**YOUR ASSIGNMENT**: Every line of the data should be written out exactly, with the pictures left out.

**DATASET EXCERPTS**:
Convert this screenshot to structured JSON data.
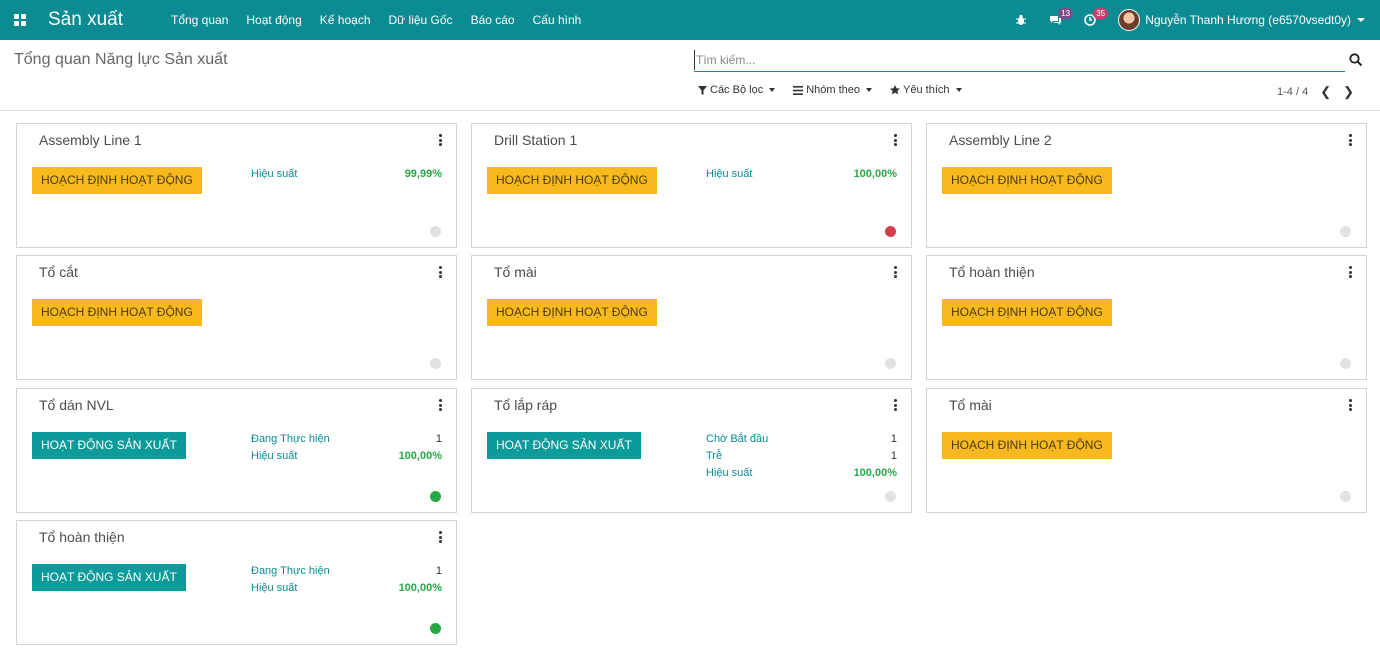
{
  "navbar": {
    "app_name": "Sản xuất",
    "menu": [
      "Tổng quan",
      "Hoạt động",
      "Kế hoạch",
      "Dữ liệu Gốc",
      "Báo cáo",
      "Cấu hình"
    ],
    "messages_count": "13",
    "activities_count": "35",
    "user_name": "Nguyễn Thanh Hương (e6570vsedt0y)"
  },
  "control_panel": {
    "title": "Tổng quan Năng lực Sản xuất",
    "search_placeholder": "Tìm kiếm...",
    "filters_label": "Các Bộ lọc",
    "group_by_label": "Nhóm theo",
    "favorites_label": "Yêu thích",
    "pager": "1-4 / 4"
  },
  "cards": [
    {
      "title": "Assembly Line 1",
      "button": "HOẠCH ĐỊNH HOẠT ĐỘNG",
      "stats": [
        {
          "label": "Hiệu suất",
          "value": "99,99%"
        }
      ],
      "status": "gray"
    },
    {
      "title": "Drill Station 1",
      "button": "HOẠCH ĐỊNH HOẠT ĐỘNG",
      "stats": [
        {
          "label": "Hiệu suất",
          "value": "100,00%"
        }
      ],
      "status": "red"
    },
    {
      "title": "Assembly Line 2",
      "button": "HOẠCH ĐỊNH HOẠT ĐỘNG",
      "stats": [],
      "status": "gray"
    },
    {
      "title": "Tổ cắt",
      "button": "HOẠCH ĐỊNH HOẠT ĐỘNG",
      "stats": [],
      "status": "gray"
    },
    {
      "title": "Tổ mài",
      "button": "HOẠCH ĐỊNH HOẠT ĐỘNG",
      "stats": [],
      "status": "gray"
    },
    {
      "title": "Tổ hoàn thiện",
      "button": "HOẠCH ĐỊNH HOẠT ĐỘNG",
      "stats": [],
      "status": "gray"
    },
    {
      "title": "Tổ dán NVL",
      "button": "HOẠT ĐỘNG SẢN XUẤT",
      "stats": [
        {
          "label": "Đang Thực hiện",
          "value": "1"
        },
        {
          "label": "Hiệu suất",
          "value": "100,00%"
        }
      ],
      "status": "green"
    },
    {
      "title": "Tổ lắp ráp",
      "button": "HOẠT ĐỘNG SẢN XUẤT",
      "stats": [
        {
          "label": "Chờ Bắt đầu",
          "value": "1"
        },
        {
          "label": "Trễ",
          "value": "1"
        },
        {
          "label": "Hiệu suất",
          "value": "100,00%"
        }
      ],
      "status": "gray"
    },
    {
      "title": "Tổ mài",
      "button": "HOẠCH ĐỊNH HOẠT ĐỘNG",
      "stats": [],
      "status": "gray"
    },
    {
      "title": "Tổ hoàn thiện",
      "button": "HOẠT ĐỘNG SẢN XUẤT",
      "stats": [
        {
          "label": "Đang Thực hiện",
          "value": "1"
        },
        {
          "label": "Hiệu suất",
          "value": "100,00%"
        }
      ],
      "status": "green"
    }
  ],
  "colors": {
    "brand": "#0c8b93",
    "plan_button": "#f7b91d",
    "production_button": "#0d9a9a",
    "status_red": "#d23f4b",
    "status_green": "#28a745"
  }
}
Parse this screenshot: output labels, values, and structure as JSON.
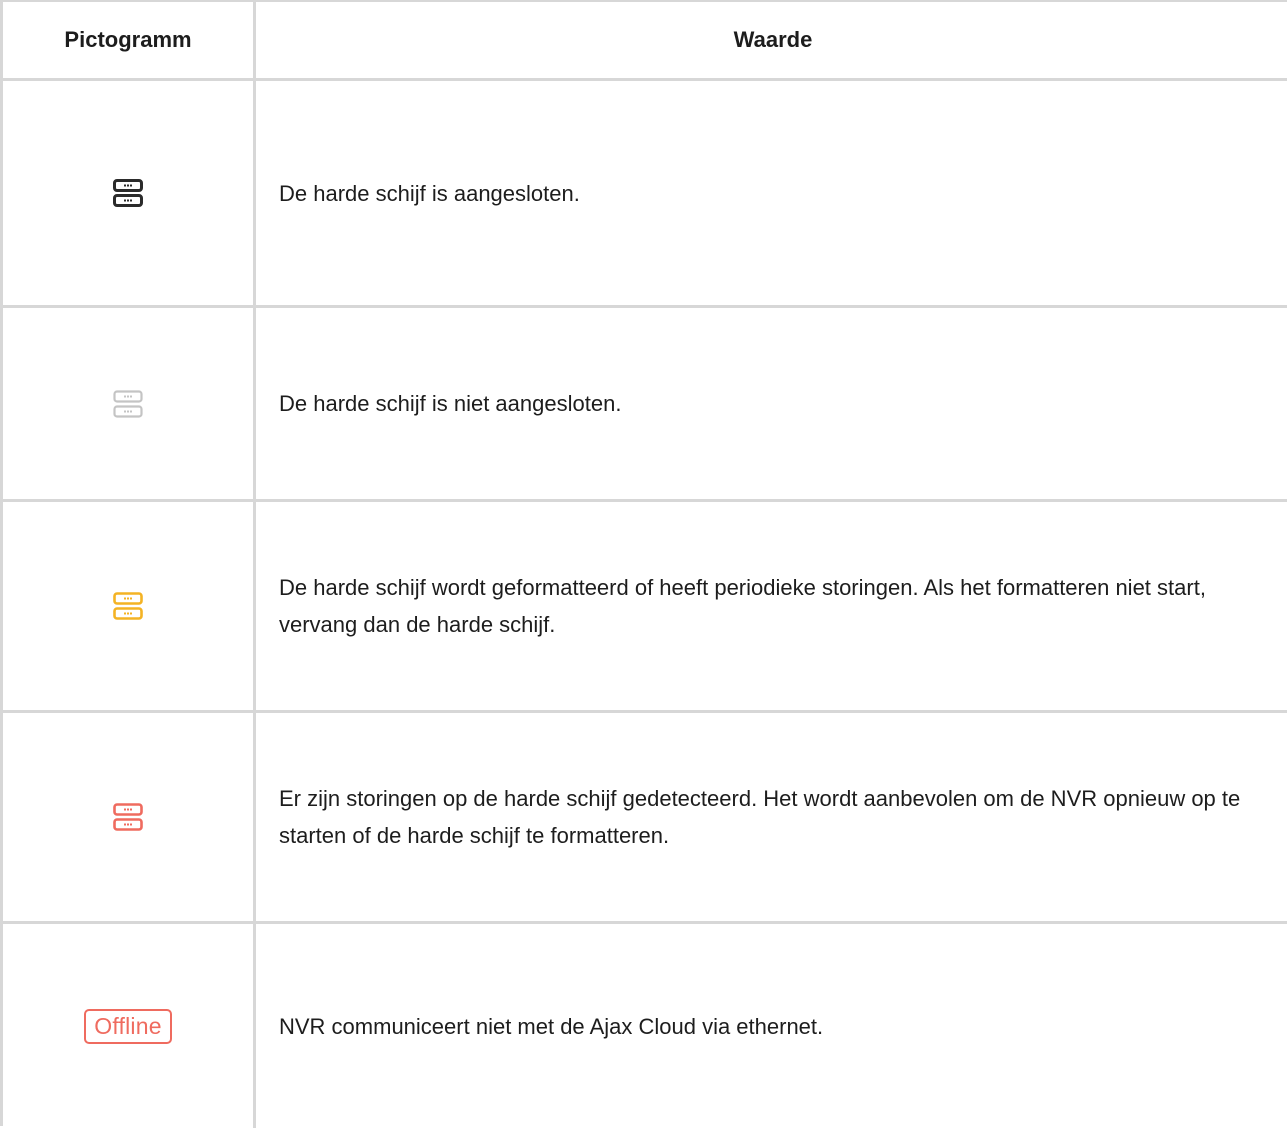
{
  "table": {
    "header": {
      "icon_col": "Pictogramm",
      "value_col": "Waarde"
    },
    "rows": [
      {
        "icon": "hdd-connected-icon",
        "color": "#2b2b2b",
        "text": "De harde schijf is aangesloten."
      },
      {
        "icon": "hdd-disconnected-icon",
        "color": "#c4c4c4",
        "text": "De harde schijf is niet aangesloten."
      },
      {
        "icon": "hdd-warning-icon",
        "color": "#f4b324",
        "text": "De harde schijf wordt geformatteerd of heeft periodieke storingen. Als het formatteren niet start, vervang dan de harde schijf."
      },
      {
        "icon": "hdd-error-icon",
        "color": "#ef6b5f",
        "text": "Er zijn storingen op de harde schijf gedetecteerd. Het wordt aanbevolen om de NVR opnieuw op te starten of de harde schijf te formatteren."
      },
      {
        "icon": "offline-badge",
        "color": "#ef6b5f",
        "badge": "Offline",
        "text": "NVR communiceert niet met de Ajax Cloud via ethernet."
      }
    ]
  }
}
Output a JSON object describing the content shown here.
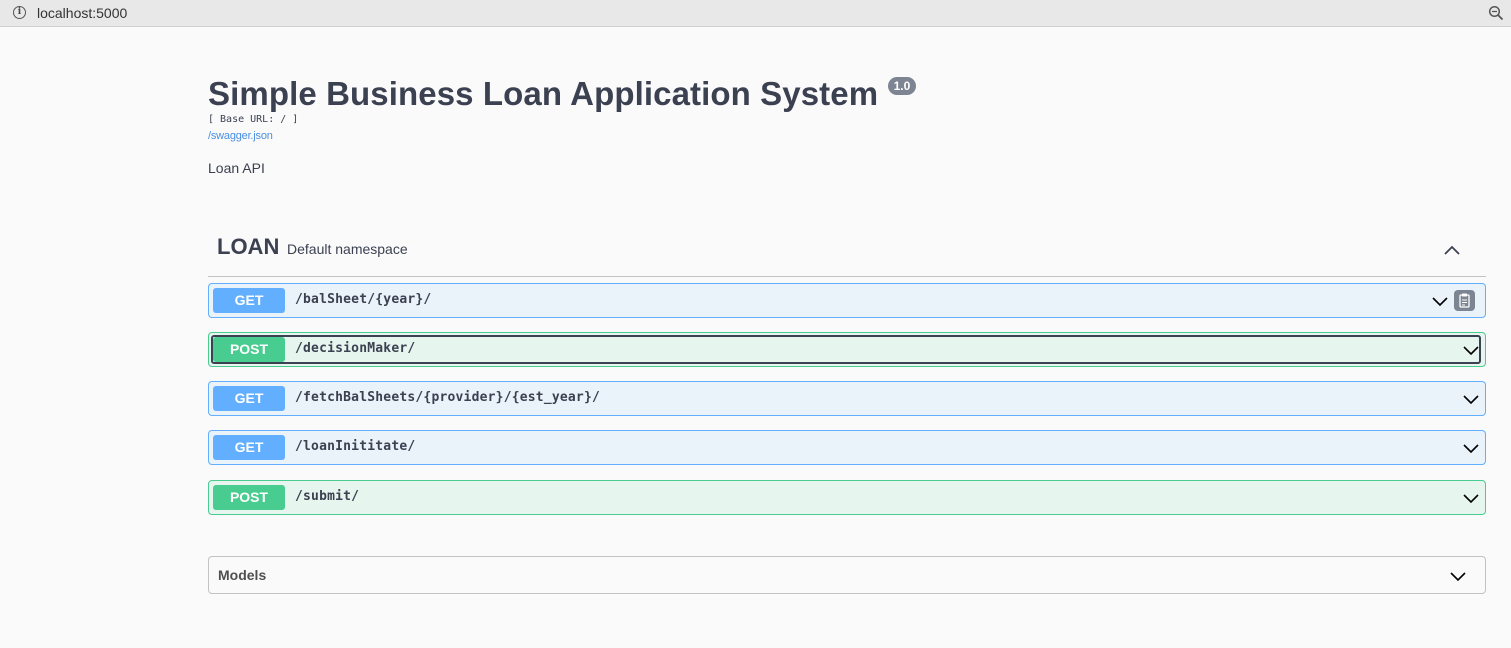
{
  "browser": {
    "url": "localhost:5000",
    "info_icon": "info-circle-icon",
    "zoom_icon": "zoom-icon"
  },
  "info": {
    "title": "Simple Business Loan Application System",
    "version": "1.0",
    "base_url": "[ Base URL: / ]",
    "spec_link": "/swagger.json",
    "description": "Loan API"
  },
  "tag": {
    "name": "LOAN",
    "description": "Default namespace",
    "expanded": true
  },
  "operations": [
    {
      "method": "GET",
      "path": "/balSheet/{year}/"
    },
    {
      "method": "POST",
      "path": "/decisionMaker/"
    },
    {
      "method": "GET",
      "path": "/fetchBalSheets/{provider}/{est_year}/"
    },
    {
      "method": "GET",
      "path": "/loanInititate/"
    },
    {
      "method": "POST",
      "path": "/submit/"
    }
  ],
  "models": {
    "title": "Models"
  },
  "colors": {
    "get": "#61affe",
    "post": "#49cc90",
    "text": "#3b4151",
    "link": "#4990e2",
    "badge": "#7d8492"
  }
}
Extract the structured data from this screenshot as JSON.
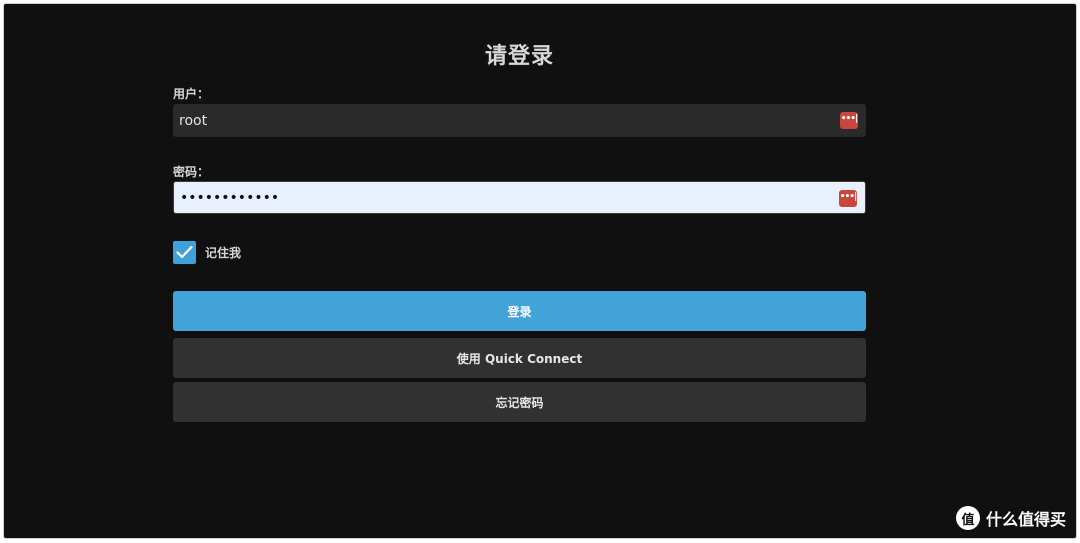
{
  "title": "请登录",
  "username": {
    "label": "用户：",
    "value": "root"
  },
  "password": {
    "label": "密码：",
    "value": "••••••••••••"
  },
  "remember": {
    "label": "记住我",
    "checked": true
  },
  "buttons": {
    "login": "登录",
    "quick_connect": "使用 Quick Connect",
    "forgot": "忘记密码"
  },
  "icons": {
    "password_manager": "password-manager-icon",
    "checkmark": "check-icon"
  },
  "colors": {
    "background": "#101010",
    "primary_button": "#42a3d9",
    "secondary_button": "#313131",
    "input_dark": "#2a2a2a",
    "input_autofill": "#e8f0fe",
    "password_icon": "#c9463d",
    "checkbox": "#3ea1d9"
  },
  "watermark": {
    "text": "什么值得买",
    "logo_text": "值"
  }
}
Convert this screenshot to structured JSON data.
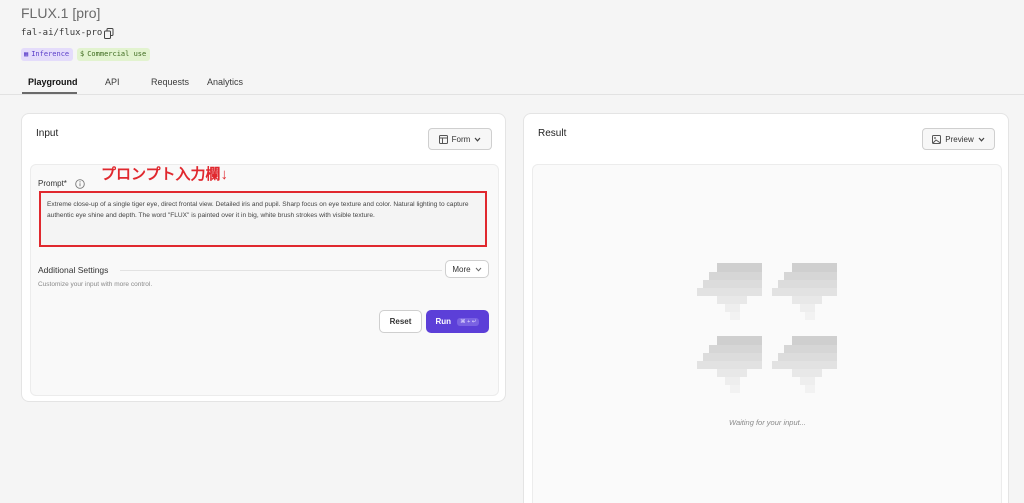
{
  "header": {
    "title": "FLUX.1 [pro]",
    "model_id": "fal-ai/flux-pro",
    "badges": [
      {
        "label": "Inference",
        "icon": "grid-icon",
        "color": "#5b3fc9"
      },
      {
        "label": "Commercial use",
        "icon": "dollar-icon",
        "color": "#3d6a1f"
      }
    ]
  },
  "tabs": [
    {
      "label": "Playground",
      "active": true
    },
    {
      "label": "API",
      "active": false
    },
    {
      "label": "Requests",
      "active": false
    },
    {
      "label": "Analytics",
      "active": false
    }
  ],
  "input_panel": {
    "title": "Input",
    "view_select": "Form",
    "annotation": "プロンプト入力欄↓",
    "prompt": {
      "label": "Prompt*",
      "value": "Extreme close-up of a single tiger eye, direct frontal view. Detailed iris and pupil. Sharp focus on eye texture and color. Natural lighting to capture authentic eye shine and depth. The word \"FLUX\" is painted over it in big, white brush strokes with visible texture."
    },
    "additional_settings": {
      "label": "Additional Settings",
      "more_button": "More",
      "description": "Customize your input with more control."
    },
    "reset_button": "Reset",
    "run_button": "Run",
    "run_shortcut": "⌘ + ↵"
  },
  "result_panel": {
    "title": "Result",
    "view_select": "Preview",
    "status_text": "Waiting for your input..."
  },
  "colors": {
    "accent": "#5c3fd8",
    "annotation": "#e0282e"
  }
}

**RESULT OF THE EXERCISE**:
Convert this screenshot to structured JSON data.
{
  "navbar": {
    "app_name": "Sản xuất",
    "menu": [
      "Tổng quan",
      "Hoạt động",
      "Kế hoạch",
      "Dữ liệu Gốc",
      "Báo cáo",
      "Cấu hình"
    ],
    "messages_count": "13",
    "activities_count": "35",
    "user_name": "Nguyễn Thanh Hương (e6570vsedt0y)"
  },
  "control_panel": {
    "title": "Tổng quan Năng lực Sản xuất",
    "search_placeholder": "Tìm kiếm...",
    "filters_label": "Các Bộ lọc",
    "group_by_label": "Nhóm theo",
    "favorites_label": "Yêu thích",
    "pager": "1-4 / 4"
  },
  "cards": [
    {
      "title": "Assembly Line 1",
      "button": "HOẠCH ĐỊNH HOẠT ĐỘNG",
      "stats": [
        {
          "label": "Hiệu suất",
          "value": "99,99%"
        }
      ],
      "status": "gray"
    },
    {
      "title": "Drill Station 1",
      "button": "HOẠCH ĐỊNH HOẠT ĐỘNG",
      "stats": [
        {
          "label": "Hiệu suất",
          "value": "100,00%"
        }
      ],
      "status": "red"
    },
    {
      "title": "Assembly Line 2",
      "button": "HOẠCH ĐỊNH HOẠT ĐỘNG",
      "stats": [],
      "status": "gray"
    },
    {
      "title": "Tổ cắt",
      "button": "HOẠCH ĐỊNH HOẠT ĐỘNG",
      "stats": [],
      "status": "gray"
    },
    {
      "title": "Tổ mài",
      "button": "HOẠCH ĐỊNH HOẠT ĐỘNG",
      "stats": [],
      "status": "gray"
    },
    {
      "title": "Tổ hoàn thiện",
      "button": "HOẠCH ĐỊNH HOẠT ĐỘNG",
      "stats": [],
      "status": "gray"
    },
    {
      "title": "Tổ dán NVL",
      "button": "HOẠT ĐỘNG SẢN XUẤT",
      "stats": [
        {
          "label": "Đang Thực hiện",
          "value": "1"
        },
        {
          "label": "Hiệu suất",
          "value": "100,00%"
        }
      ],
      "status": "green"
    },
    {
      "title": "Tổ lắp ráp",
      "button": "HOẠT ĐỘNG SẢN XUẤT",
      "stats": [
        {
          "label": "Chờ Bắt đầu",
          "value": "1"
        },
        {
          "label": "Trễ",
          "value": "1"
        },
        {
          "label": "Hiệu suất",
          "value": "100,00%"
        }
      ],
      "status": "gray"
    },
    {
      "title": "Tổ mài",
      "button": "HOẠCH ĐỊNH HOẠT ĐỘNG",
      "stats": [],
      "status": "gray"
    },
    {
      "title": "Tổ hoàn thiện",
      "button": "HOẠT ĐỘNG SẢN XUẤT",
      "stats": [
        {
          "label": "Đang Thực hiện",
          "value": "1"
        },
        {
          "label": "Hiệu suất",
          "value": "100,00%"
        }
      ],
      "status": "green"
    }
  ],
  "colors": {
    "brand": "#0c8b93",
    "plan_button": "#f7b91d",
    "production_button": "#0d9a9a",
    "status_red": "#d23f4b",
    "status_green": "#28a745"
  }
}
Parse this screenshot: output labels, values, and structure as JSON.
{
  "table": {
    "header": {
      "icon_col": "Pictogramm",
      "value_col": "Waarde"
    },
    "rows": [
      {
        "icon": "hdd-connected-icon",
        "color": "#2b2b2b",
        "text": "De harde schijf is aangesloten."
      },
      {
        "icon": "hdd-disconnected-icon",
        "color": "#c4c4c4",
        "text": "De harde schijf is niet aangesloten."
      },
      {
        "icon": "hdd-warning-icon",
        "color": "#f4b324",
        "text": "De harde schijf wordt geformatteerd of heeft periodieke storingen. Als het formatteren niet start, vervang dan de harde schijf."
      },
      {
        "icon": "hdd-error-icon",
        "color": "#ef6b5f",
        "text": "Er zijn storingen op de harde schijf gedetecteerd. Het wordt aanbevolen om de NVR opnieuw op te starten of de harde schijf te formatteren."
      },
      {
        "icon": "offline-badge",
        "color": "#ef6b5f",
        "badge": "Offline",
        "text": "NVR communiceert niet met de Ajax Cloud via ethernet."
      }
    ]
  }
}
Output a JSON object describing the content shown here.
{
  "browser": {
    "url": "localhost:5000",
    "info_icon": "info-circle-icon",
    "zoom_icon": "zoom-icon"
  },
  "info": {
    "title": "Simple Business Loan Application System",
    "version": "1.0",
    "base_url": "[ Base URL: / ]",
    "spec_link": "/swagger.json",
    "description": "Loan API"
  },
  "tag": {
    "name": "LOAN",
    "description": "Default namespace",
    "expanded": true
  },
  "operations": [
    {
      "method": "GET",
      "path": "/balSheet/{year}/"
    },
    {
      "method": "POST",
      "path": "/decisionMaker/"
    },
    {
      "method": "GET",
      "path": "/fetchBalSheets/{provider}/{est_year}/"
    },
    {
      "method": "GET",
      "path": "/loanInititate/"
    },
    {
      "method": "POST",
      "path": "/submit/"
    }
  ],
  "models": {
    "title": "Models"
  },
  "colors": {
    "get": "#61affe",
    "post": "#49cc90",
    "text": "#3b4151",
    "link": "#4990e2",
    "badge": "#7d8492"
  }
}
Extract the structured data from this screenshot as JSON.
{
  "title": "请登录",
  "username": {
    "label": "用户：",
    "value": "root"
  },
  "password": {
    "label": "密码：",
    "value": "••••••••••••"
  },
  "remember": {
    "label": "记住我",
    "checked": true
  },
  "buttons": {
    "login": "登录",
    "quick_connect": "使用 Quick Connect",
    "forgot": "忘记密码"
  },
  "icons": {
    "password_manager": "password-manager-icon",
    "checkmark": "check-icon"
  },
  "colors": {
    "background": "#101010",
    "primary_button": "#42a3d9",
    "secondary_button": "#313131",
    "input_dark": "#2a2a2a",
    "input_autofill": "#e8f0fe",
    "password_icon": "#c9463d",
    "checkbox": "#3ea1d9"
  },
  "watermark": {
    "text": "什么值得买",
    "logo_text": "值"
  }
}
Convert this screenshot to structured JSON data.
{
  "header": {
    "title": "FLUX.1 [pro]",
    "model_id": "fal-ai/flux-pro",
    "badges": [
      {
        "label": "Inference",
        "icon": "grid-icon",
        "color": "#5b3fc9"
      },
      {
        "label": "Commercial use",
        "icon": "dollar-icon",
        "color": "#3d6a1f"
      }
    ]
  },
  "tabs": [
    {
      "label": "Playground",
      "active": true
    },
    {
      "label": "API",
      "active": false
    },
    {
      "label": "Requests",
      "active": false
    },
    {
      "label": "Analytics",
      "active": false
    }
  ],
  "input_panel": {
    "title": "Input",
    "view_select": "Form",
    "annotation": "プロンプト入力欄↓",
    "prompt": {
      "label": "Prompt*",
      "value": "Extreme close-up of a single tiger eye, direct frontal view. Detailed iris and pupil. Sharp focus on eye texture and color. Natural lighting to capture authentic eye shine and depth. The word \"FLUX\" is painted over it in big, white brush strokes with visible texture."
    },
    "additional_settings": {
      "label": "Additional Settings",
      "more_button": "More",
      "description": "Customize your input with more control."
    },
    "reset_button": "Reset",
    "run_button": "Run",
    "run_shortcut": "⌘ + ↵"
  },
  "result_panel": {
    "title": "Result",
    "view_select": "Preview",
    "status_text": "Waiting for your input..."
  },
  "colors": {
    "accent": "#5c3fd8",
    "annotation": "#e0282e"
  }
}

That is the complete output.